For Trelise it presented a bit more of a challenge though as she hadn’t packed much in the way of dresses to take to her holiday home and was without her usual wardrobe full of glamorous outfits which were at home in Auckland. “I hadn’t taken anything much like that away to the beach. I was very much in my casual, easy clothing up there and so finding frock up things was interesting and then I got my Instagram boyfriend Jasper to patiently take my photo, pulling him out of his workday in the US. He was like ‘Muuuummmm’ (laughs). It was also a fun way of engaging our community and our staff. Some of our staff weren’t busy because if they were in retail there wasn’t much for them to do otherwise but they loved getting dressed up and it was lovely seeing another side of those people that work for us and another way we could all come together as a family. And we all enjoyed seeing each other and our customers dressed up. It was a really fun thing.”
The return to the office post lockdown was a bit of a jolt back to reality but a welcome one in that it allowed a version of normal to begin and Trelise like many other business owners could assess where things were at and how to carve a path forward. One thing she is not so keen on is a return to the frantic pace of life pre-lockdown and all the things that were taken for granted. Trelise has always been an optimist and while running business with a global pandemic still going on is full of uncertainty, she chooses to focus on the positive side and what she can control.
“We’ve had unprecedented website traffic, it’s almost unbelievable and what a great opportunity really, we’ve also had a lot more new followers on social media and a lot of engagement. That’s been a big job in itself, seven days a week, making sure that people are responded to and guided to select garments. Our ecommerce and our digital has just been amazing especially in what we’re doing now, there has been a quantum leap in how we use it to how we did before this situation. If you have an ecommerce and or digital platform you have to keep evolving as things change.

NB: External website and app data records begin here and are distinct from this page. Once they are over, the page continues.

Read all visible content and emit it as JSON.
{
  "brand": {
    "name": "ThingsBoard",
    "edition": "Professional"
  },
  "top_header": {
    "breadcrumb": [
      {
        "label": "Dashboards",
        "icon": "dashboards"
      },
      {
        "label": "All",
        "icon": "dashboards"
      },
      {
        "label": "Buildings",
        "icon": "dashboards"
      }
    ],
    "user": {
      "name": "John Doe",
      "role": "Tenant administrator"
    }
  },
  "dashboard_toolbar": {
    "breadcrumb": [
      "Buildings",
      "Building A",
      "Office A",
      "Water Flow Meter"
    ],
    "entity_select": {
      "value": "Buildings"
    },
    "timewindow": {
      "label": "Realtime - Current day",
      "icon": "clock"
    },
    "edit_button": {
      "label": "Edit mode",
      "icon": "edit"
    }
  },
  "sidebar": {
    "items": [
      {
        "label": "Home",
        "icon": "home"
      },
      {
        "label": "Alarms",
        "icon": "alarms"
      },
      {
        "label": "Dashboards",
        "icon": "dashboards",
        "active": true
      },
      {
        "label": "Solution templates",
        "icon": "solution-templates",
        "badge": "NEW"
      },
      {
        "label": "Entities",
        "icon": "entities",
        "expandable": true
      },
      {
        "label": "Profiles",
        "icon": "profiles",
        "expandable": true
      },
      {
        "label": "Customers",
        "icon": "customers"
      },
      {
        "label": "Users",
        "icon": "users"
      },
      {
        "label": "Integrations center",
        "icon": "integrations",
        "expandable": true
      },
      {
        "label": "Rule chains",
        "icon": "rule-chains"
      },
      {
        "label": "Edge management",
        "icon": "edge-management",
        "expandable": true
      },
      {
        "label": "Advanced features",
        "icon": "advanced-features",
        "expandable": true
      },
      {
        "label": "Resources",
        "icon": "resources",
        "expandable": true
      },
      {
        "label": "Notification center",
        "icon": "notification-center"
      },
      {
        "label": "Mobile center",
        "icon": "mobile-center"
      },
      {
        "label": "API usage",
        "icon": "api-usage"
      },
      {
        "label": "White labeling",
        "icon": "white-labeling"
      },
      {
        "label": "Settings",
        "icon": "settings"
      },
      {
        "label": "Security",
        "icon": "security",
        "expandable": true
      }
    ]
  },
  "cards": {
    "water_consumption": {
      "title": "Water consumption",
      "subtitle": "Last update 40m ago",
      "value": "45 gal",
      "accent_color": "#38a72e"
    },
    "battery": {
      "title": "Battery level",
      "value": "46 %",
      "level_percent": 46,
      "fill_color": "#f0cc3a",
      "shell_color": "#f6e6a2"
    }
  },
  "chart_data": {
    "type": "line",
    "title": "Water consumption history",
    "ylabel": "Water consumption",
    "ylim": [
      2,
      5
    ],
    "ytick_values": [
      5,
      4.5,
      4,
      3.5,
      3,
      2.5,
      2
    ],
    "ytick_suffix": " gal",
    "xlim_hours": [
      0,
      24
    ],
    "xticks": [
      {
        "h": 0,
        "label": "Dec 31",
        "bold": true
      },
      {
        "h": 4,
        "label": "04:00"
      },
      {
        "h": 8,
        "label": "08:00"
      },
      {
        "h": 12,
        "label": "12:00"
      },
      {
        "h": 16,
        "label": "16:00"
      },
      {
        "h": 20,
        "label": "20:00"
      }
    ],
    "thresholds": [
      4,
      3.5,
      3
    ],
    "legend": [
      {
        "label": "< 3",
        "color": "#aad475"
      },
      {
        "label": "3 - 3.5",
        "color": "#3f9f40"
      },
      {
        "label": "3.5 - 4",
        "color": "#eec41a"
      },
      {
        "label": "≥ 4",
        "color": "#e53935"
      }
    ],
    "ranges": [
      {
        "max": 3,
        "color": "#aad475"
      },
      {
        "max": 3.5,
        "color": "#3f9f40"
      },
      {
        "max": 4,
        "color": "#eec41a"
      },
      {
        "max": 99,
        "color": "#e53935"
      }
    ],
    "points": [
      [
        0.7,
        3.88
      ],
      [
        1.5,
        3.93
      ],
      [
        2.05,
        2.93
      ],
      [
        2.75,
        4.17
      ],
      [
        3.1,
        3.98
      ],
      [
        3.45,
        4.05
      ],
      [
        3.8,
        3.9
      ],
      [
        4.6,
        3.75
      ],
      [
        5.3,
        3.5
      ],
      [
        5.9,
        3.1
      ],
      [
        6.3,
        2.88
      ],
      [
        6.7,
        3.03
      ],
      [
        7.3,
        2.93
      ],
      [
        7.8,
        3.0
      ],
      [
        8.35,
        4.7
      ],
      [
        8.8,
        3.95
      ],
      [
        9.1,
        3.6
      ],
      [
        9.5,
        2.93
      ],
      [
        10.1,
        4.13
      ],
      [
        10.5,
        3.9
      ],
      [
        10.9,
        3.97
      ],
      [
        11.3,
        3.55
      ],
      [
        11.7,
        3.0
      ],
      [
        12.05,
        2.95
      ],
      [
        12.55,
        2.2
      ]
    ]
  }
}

It’s almost like osmosis of it because you don’t even realise you’re constantly changing but if you look back the way you did it before is so different and that I think is what people who aren’t involved or haven’t bothered with digital will miss, all of that change that comes as a natural next step.”
While it’s still hard to plan what anyone’s next steps will be in the long term due to the current global situation, it has given us all some time to reflect on what we’d like our new normal to be and the things that are best left in the past when the pandemic is over. Trelise has always been one for self-reflection and visualisation and she sees more stillness and time with her family in her future and hopes others feel the same too.
“I feel like this pause has shown us all a whole other way that we can be and my hope is that we hold on to all those things that we can see as good changes and actually implement them in normal life more and do things differently. Now that we’ve been forced to implement positive change it would be really good not to go back to the old ways and constant rushing around.”
Looks from Trelise Cooper’s upcoming Spring 2021 collection.